» **ASSIGNMENT**:
A word-for-word reproduction of the listing is required.

» **MATERIAL FOR THE TASK**:
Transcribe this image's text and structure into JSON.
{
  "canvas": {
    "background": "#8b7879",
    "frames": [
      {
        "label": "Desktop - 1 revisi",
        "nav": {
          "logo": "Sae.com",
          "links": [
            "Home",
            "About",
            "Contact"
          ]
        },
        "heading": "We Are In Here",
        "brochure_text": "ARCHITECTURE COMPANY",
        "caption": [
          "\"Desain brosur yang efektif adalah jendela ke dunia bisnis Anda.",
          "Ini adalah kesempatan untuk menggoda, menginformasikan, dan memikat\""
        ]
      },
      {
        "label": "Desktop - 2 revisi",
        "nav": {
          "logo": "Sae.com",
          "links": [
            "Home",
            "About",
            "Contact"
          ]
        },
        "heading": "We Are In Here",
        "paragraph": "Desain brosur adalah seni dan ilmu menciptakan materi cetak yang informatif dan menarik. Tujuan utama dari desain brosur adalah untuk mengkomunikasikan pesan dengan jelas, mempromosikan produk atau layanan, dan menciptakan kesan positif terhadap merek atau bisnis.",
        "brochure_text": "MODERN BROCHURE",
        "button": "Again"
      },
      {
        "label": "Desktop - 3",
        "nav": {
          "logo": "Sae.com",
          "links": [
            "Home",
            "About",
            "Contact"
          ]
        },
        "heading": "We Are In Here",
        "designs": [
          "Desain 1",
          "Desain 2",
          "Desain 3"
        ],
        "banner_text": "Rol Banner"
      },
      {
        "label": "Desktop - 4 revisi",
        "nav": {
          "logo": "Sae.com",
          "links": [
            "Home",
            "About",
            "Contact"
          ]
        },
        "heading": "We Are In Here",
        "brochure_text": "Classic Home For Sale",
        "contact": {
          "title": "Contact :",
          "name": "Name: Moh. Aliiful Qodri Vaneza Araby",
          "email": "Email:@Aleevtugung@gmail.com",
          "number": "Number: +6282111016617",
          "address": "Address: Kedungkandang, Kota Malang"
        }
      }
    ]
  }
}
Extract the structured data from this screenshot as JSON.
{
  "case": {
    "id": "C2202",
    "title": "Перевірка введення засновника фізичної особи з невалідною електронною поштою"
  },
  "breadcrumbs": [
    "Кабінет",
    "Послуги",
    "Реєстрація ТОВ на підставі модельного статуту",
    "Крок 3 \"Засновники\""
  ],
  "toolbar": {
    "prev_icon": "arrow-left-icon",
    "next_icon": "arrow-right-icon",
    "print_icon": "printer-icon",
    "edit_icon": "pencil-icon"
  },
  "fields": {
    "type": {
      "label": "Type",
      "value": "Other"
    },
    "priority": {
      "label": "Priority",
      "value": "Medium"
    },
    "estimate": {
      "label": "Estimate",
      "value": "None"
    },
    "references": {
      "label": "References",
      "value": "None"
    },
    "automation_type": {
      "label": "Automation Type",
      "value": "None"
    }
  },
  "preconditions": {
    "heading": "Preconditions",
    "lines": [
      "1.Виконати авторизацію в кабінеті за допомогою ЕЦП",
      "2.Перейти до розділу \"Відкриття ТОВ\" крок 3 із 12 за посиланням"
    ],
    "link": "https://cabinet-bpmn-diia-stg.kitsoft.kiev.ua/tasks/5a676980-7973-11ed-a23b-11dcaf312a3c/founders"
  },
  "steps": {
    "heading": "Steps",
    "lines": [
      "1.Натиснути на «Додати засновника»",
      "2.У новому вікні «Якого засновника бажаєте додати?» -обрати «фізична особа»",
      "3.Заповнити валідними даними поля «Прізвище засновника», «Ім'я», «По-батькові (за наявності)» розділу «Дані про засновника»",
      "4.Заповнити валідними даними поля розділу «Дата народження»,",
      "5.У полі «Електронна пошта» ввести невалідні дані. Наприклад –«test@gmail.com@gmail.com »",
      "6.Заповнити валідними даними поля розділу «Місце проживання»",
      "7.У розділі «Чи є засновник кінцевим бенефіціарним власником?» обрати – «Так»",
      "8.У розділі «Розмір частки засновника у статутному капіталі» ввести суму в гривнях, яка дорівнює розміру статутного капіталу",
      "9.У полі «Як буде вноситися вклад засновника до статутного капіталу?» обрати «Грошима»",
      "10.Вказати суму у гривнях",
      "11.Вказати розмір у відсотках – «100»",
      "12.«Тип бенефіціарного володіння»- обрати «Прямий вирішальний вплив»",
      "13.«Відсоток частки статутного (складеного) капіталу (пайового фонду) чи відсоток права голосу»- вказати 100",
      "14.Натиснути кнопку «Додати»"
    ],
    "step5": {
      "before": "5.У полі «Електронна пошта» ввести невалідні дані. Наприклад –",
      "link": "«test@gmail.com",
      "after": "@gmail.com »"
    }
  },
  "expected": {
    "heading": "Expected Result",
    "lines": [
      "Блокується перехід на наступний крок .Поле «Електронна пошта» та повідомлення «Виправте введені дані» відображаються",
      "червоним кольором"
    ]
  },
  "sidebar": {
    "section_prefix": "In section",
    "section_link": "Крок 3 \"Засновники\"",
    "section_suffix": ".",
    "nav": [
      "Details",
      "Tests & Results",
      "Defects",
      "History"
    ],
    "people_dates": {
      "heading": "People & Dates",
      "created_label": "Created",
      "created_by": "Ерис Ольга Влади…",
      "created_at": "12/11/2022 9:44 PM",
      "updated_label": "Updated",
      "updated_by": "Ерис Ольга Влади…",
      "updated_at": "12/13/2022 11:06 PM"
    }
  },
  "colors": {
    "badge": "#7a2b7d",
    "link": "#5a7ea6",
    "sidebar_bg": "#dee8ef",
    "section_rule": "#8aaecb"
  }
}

» **FINISHED TASK**:
Transcribe this image's text and structure into JSON.
{
  "canvas": {
    "background": "#8b7879",
    "frames": [
      {
        "label": "Desktop - 1 revisi",
        "nav": {
          "logo": "Sae.com",
          "links": [
            "Home",
            "About",
            "Contact"
          ]
        },
        "heading": "We Are In Here",
        "brochure_text": "ARCHITECTURE COMPANY",
        "caption": [
          "\"Desain brosur yang efektif adalah jendela ke dunia bisnis Anda.",
          "Ini adalah kesempatan untuk menggoda, menginformasikan, dan memikat\""
        ]
      },
      {
        "label": "Desktop - 2 revisi",
        "nav": {
          "logo": "Sae.com",
          "links": [
            "Home",
            "About",
            "Contact"
          ]
        },
        "heading": "We Are In Here",
        "paragraph": "Desain brosur adalah seni dan ilmu menciptakan materi cetak yang informatif dan menarik. Tujuan utama dari desain brosur adalah untuk mengkomunikasikan pesan dengan jelas, mempromosikan produk atau layanan, dan menciptakan kesan positif terhadap merek atau bisnis.",
        "brochure_text": "MODERN BROCHURE",
        "button": "Again"
      },
      {
        "label": "Desktop - 3",
        "nav": {
          "logo": "Sae.com",
          "links": [
            "Home",
            "About",
            "Contact"
          ]
        },
        "heading": "We Are In Here",
        "designs": [
          "Desain 1",
          "Desain 2",
          "Desain 3"
        ],
        "banner_text": "Rol Banner"
      },
      {
        "label": "Desktop - 4 revisi",
        "nav": {
          "logo": "Sae.com",
          "links": [
            "Home",
            "About",
            "Contact"
          ]
        },
        "heading": "We Are In Here",
        "brochure_text": "Classic Home For Sale",
        "contact": {
          "title": "Contact :",
          "name": "Name: Moh. Aliiful Qodri Vaneza Araby",
          "email": "Email:@Aleevtugung@gmail.com",
          "number": "Number: +6282111016617",
          "address": "Address: Kedungkandang, Kota Malang"
        }
      }
    ]
  }
}
Extract the structured data from this screenshot as JSON.
{
  "case": {
    "id": "C2202",
    "title": "Перевірка введення засновника фізичної особи з невалідною електронною поштою"
  },
  "breadcrumbs": [
    "Кабінет",
    "Послуги",
    "Реєстрація ТОВ на підставі модельного статуту",
    "Крок 3 \"Засновники\""
  ],
  "toolbar": {
    "prev_icon": "arrow-left-icon",
    "next_icon": "arrow-right-icon",
    "print_icon": "printer-icon",
    "edit_icon": "pencil-icon"
  },
  "fields": {
    "type": {
      "label": "Type",
      "value": "Other"
    },
    "priority": {
      "label": "Priority",
      "value": "Medium"
    },
    "estimate": {
      "label": "Estimate",
      "value": "None"
    },
    "references": {
      "label": "References",
      "value": "None"
    },
    "automation_type": {
      "label": "Automation Type",
      "value": "None"
    }
  },
  "preconditions": {
    "heading": "Preconditions",
    "lines": [
      "1.Виконати авторизацію в кабінеті за допомогою ЕЦП",
      "2.Перейти до розділу \"Відкриття ТОВ\" крок 3 із 12 за посиланням"
    ],
    "link": "https://cabinet-bpmn-diia-stg.kitsoft.kiev.ua/tasks/5a676980-7973-11ed-a23b-11dcaf312a3c/founders"
  },
  "steps": {
    "heading": "Steps",
    "lines": [
      "1.Натиснути на «Додати засновника»",
      "2.У новому вікні «Якого засновника бажаєте додати?» -обрати «фізична особа»",
      "3.Заповнити валідними даними поля «Прізвище засновника», «Ім'я», «По-батькові (за наявності)» розділу «Дані про засновника»",
      "4.Заповнити валідними даними поля розділу «Дата народження»,",
      "5.У полі «Електронна пошта» ввести невалідні дані. Наприклад –«test@gmail.com@gmail.com »",
      "6.Заповнити валідними даними поля розділу «Місце проживання»",
      "7.У розділі «Чи є засновник кінцевим бенефіціарним власником?» обрати – «Так»",
      "8.У розділі «Розмір частки засновника у статутному капіталі» ввести суму в гривнях, яка дорівнює розміру статутного капіталу",
      "9.У полі «Як буде вноситися вклад засновника до статутного капіталу?» обрати «Грошима»",
      "10.Вказати суму у гривнях",
      "11.Вказати розмір у відсотках – «100»",
      "12.«Тип бенефіціарного володіння»- обрати «Прямий вирішальний вплив»",
      "13.«Відсоток частки статутного (складеного) капіталу (пайового фонду) чи відсоток права голосу»- вказати 100",
      "14.Натиснути кнопку «Додати»"
    ],
    "step5": {
      "before": "5.У полі «Електронна пошта» ввести невалідні дані. Наприклад –",
      "link": "«test@gmail.com",
      "after": "@gmail.com »"
    }
  },
  "expected": {
    "heading": "Expected Result",
    "lines": [
      "Блокується перехід на наступний крок .Поле «Електронна пошта» та повідомлення «Виправте введені дані» відображаються",
      "червоним кольором"
    ]
  },
  "sidebar": {
    "section_prefix": "In section",
    "section_link": "Крок 3 \"Засновники\"",
    "section_suffix": ".",
    "nav": [
      "Details",
      "Tests & Results",
      "Defects",
      "History"
    ],
    "people_dates": {
      "heading": "People & Dates",
      "created_label": "Created",
      "created_by": "Ерис Ольга Влади…",
      "created_at": "12/11/2022 9:44 PM",
      "updated_label": "Updated",
      "updated_by": "Ерис Ольга Влади…",
      "updated_at": "12/13/2022 11:06 PM"
    }
  },
  "colors": {
    "badge": "#7a2b7d",
    "link": "#5a7ea6",
    "sidebar_bg": "#dee8ef",
    "section_rule": "#8aaecb"
  }
}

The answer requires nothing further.